We fondly remember the MMO as our secret meeting place, our virtual sojourn, or even the online extensions of our most lucid dreams. In these realms, we were warrior Kings and Queens. We could do magic and craft beer and share these things with our online friends. The very first MMOs challenged us to do the impossible and punished us if we chose the wrong path that lead – for example – to a hill full of raging Orcs. We learned to take the correct path next time; no map was ever needed or wanted. Developers back then knew that it was these sorts of challenges that made the rewards all the more sweet. Yes my friends, those were the halcyon days, but as you know it was not always to be.
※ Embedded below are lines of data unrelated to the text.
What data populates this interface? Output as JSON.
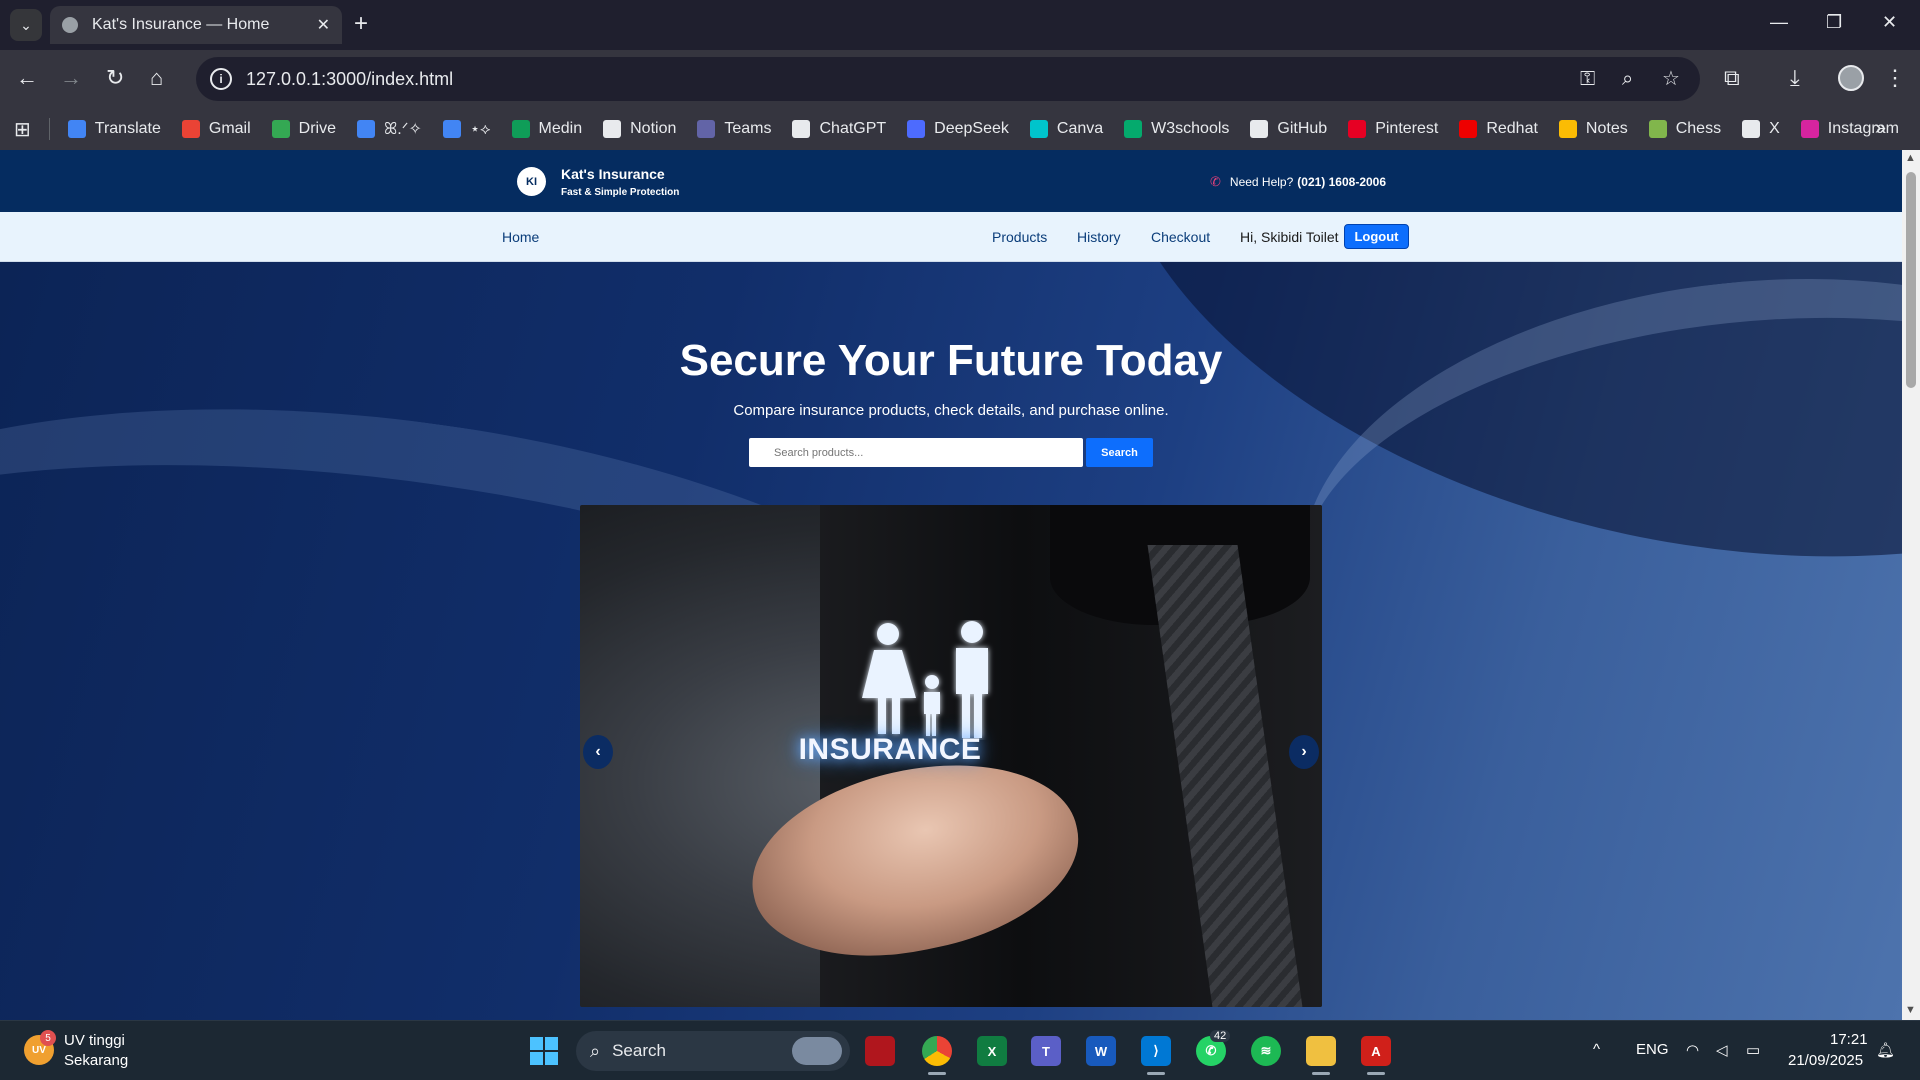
{
  "browser": {
    "tab_title": "Kat's Insurance — Home",
    "url": "127.0.0.1:3000/index.html",
    "bookmarks": [
      {
        "label": "Translate",
        "color": "#4285f4"
      },
      {
        "label": "Gmail",
        "color": "#ea4335"
      },
      {
        "label": "Drive",
        "color": "#34a853"
      },
      {
        "label": "ꕤ.ᐟ✧",
        "color": "#4285f4"
      },
      {
        "label": "⋆⟡",
        "color": "#4285f4"
      },
      {
        "label": "Medin",
        "color": "#0f9d58"
      },
      {
        "label": "Notion",
        "color": "#e8eaed"
      },
      {
        "label": "Teams",
        "color": "#6264a7"
      },
      {
        "label": "ChatGPT",
        "color": "#e8eaed"
      },
      {
        "label": "DeepSeek",
        "color": "#4d6bfe"
      },
      {
        "label": "Canva",
        "color": "#00c4cc"
      },
      {
        "label": "W3schools",
        "color": "#04aa6d"
      },
      {
        "label": "GitHub",
        "color": "#e8eaed"
      },
      {
        "label": "Pinterest",
        "color": "#e60023"
      },
      {
        "label": "Redhat",
        "color": "#ee0000"
      },
      {
        "label": "Notes",
        "color": "#fbbc04"
      },
      {
        "label": "Chess",
        "color": "#81b64c"
      },
      {
        "label": "X",
        "color": "#e8eaed"
      },
      {
        "label": "Instagram",
        "color": "#d6249f"
      }
    ]
  },
  "site": {
    "logo_initials": "KI",
    "brand_name": "Kat's Insurance",
    "brand_tagline": "Fast & Simple Protection",
    "help_label": "Need Help?",
    "help_phone": "(021) 1608-2006",
    "nav": {
      "home": "Home",
      "products": "Products",
      "history": "History",
      "checkout": "Checkout",
      "greeting": "Hi, Skibidi Toilet",
      "logout": "Logout"
    },
    "hero": {
      "title": "Secure Your Future Today",
      "subtitle": "Compare insurance products, check details, and purchase online.",
      "search_placeholder": "Search products...",
      "search_button": "Search"
    },
    "carousel": {
      "image_text": "INSURANCE",
      "prev": "‹",
      "next": "›"
    }
  },
  "taskbar": {
    "weather_title": "UV tinggi",
    "weather_sub": "Sekarang",
    "weather_badge": "5",
    "weather_icon_text": "UV",
    "search_label": "Search",
    "whatsapp_badge": "42",
    "language": "ENG",
    "time": "17:21",
    "date": "21/09/2025"
  },
  "colors": {
    "header_bg": "#052c60",
    "nav_bg": "#e8f3fd",
    "accent": "#0d6efd"
  }
}
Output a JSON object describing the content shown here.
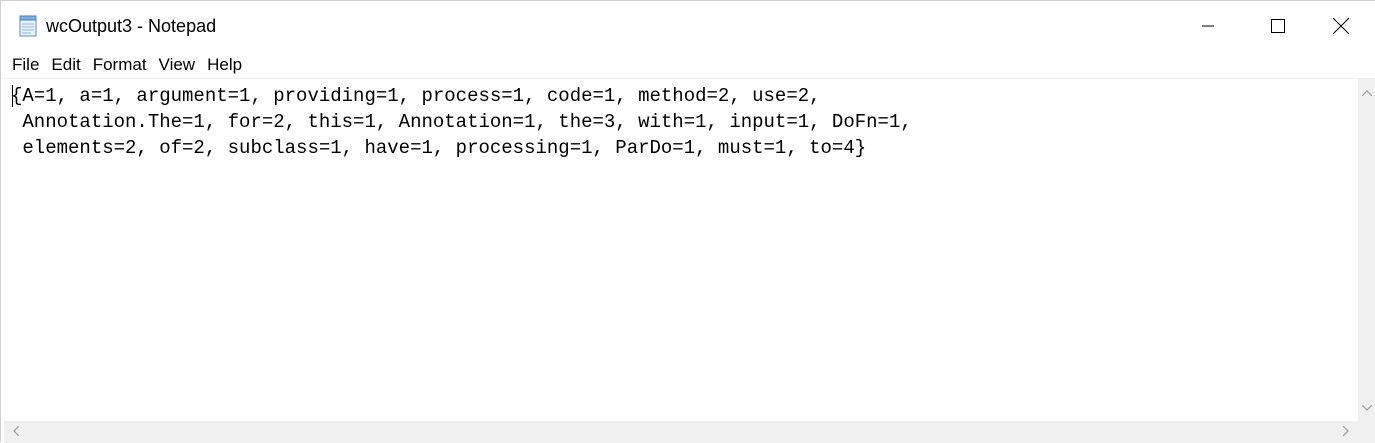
{
  "window": {
    "title": "wcOutput3 - Notepad"
  },
  "menu": {
    "items": [
      "File",
      "Edit",
      "Format",
      "View",
      "Help"
    ]
  },
  "editor": {
    "lines": [
      "{A=1, a=1, argument=1, providing=1, process=1, code=1, method=2, use=2,",
      " Annotation.The=1, for=2, this=1, Annotation=1, the=3, with=1, input=1, DoFn=1,",
      " elements=2, of=2, subclass=1, have=1, processing=1, ParDo=1, must=1, to=4}"
    ]
  },
  "icons": {
    "app": "notepad-icon",
    "minimize": "minimize-icon",
    "maximize": "maximize-icon",
    "close": "close-icon",
    "scroll_up": "chevron-up-icon",
    "scroll_down": "chevron-down-icon",
    "scroll_left": "chevron-left-icon",
    "scroll_right": "chevron-right-icon"
  },
  "colors": {
    "text": "#000000",
    "background": "#ffffff",
    "scrollbar": "#f0f0f0"
  }
}
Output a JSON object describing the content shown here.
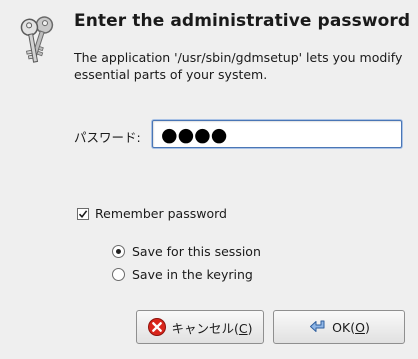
{
  "dialog": {
    "title": "Enter the administrative password",
    "description": "The application '/usr/sbin/gdmsetup' lets you modify essential parts of your system."
  },
  "password": {
    "label": "パスワード:",
    "value": "●●●●"
  },
  "remember": {
    "label": "Remember password",
    "checked": true
  },
  "options": [
    {
      "label": "Save for this session",
      "selected": true
    },
    {
      "label": "Save in the keyring",
      "selected": false
    }
  ],
  "buttons": {
    "cancel": {
      "label_prefix": "キャンセル(",
      "accel": "C",
      "label_suffix": ")",
      "icon": "cancel-icon"
    },
    "ok": {
      "label_prefix": "OK(",
      "accel": "O",
      "label_suffix": ")",
      "icon": "ok-arrow-icon"
    }
  },
  "colors": {
    "background": "#efefef",
    "focus_border": "#4a76b5",
    "cancel_red": "#d9261c"
  },
  "icons": {
    "dialog": "keys-icon"
  }
}
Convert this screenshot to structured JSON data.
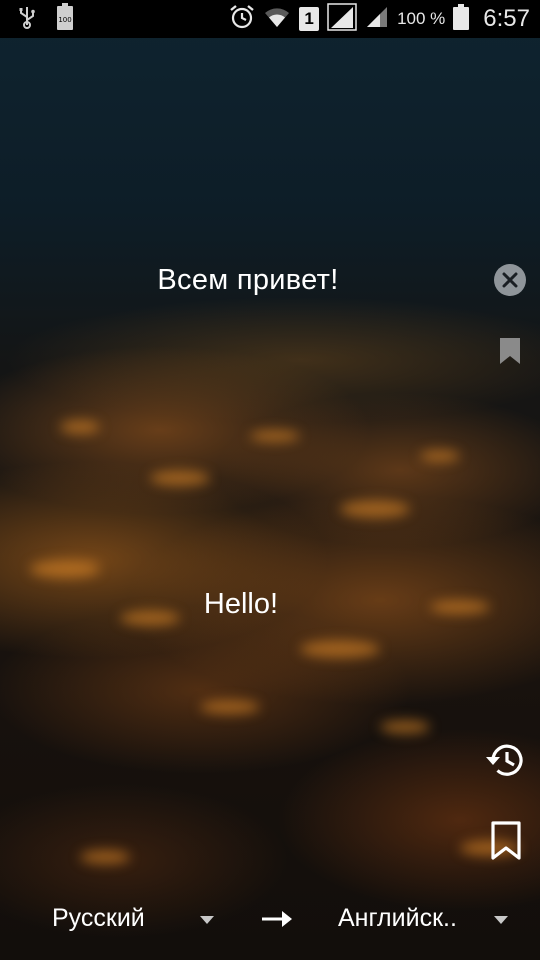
{
  "status_bar": {
    "battery_small_label": "100",
    "sim_slot": "1",
    "battery_percent": "100 %",
    "time": "6:57"
  },
  "translator": {
    "source_text": "Всем привет!",
    "translated_text": "Hello!"
  },
  "languages": {
    "source": "Русский",
    "target": "Английск.."
  },
  "icons": {
    "clear": "close-icon",
    "bookmark_source": "bookmark-filled-icon",
    "history": "history-icon",
    "bookmarks": "bookmark-outline-icon",
    "swap": "arrow-right-icon"
  },
  "colors": {
    "status_bar": "#000000",
    "text": "#ffffff",
    "clear_button": "#8f959a",
    "muted_icon": "#8a8a8a"
  }
}
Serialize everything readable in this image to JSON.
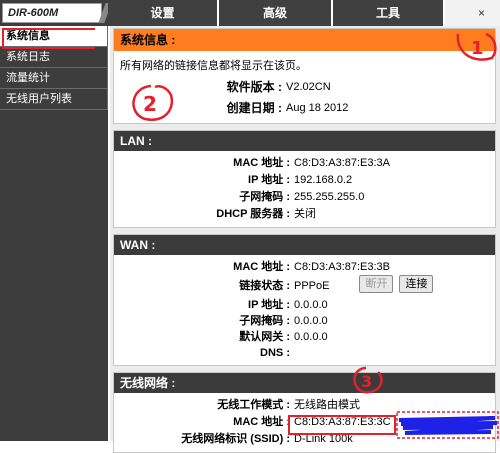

The heart of what makes any multiplayer game enjoyable is the ability to share the adventure with your friends. Crawling through a dungeon with your best mates with only each other to watch your back, knowing that to do otherwise meant your party would surely perish. Combined with a wistful storyline told by a pragmatic Dungeon Master ratcheting up the tension were elements to a perfect group gaming experience. This is the game that many of us long to return to. Ultima Online and Everquest, were close in that they tied risk of failure to the luck of the dice roll and the only way to mitigate this risk was by adding members to the party. If any of you have ever wondered why you felt the disconnect somewhere between Everquest and World of Warcraft‘s second expansion, it’s because around this time, some MMO developers started to cater to the instant gratification demanded by console gamers.
I will be the first to admit that I was drawn into the next generation of MMOs with the promise of bigger worlds and quicker, easier paths to power and glory. But after a few weeks of trotting through the same old “fed-ex” and “kill x monster” quests, we quickly found out that the only real change was removing the need for groups.
Among current MMO apologists I hear two, main arguments:
1) A genre needs to evolve to stay relevant; and,
2) It is a paying gamer’s right to solo if he or she wants to.
To the first part, I say MMOs should evolve in response to changing culture and technology, so long as they hold at their core their genre’s humble, pen and paper beginnings. On the second point I hold to the Dungeon Master’s mantra:
players want to feel like they are shaping your story, but they must be punished for mistakes. Otherwise, their end reward just isn’t as sweet. When Dungeon Masters or game developers cater to their players, it destroys the multiplayer experience.
But all is not lost my friends, in our age of micro development companies, the next generation of MMOs will be designed by the guerilla game designer. And so while we mourn the death of the giant, bloated, uninspired MMOs of yore, I say to the up and coming developers and game designers: take up the open source tools that were once only available to big-budget developers. Grab your players, kicking and screaming if you need to, and entertain the hell out of them! Make the games that you want to play and we – you loyal gaming fans – will surely follow.
And if you’re gonna geek out, GEEK HARD!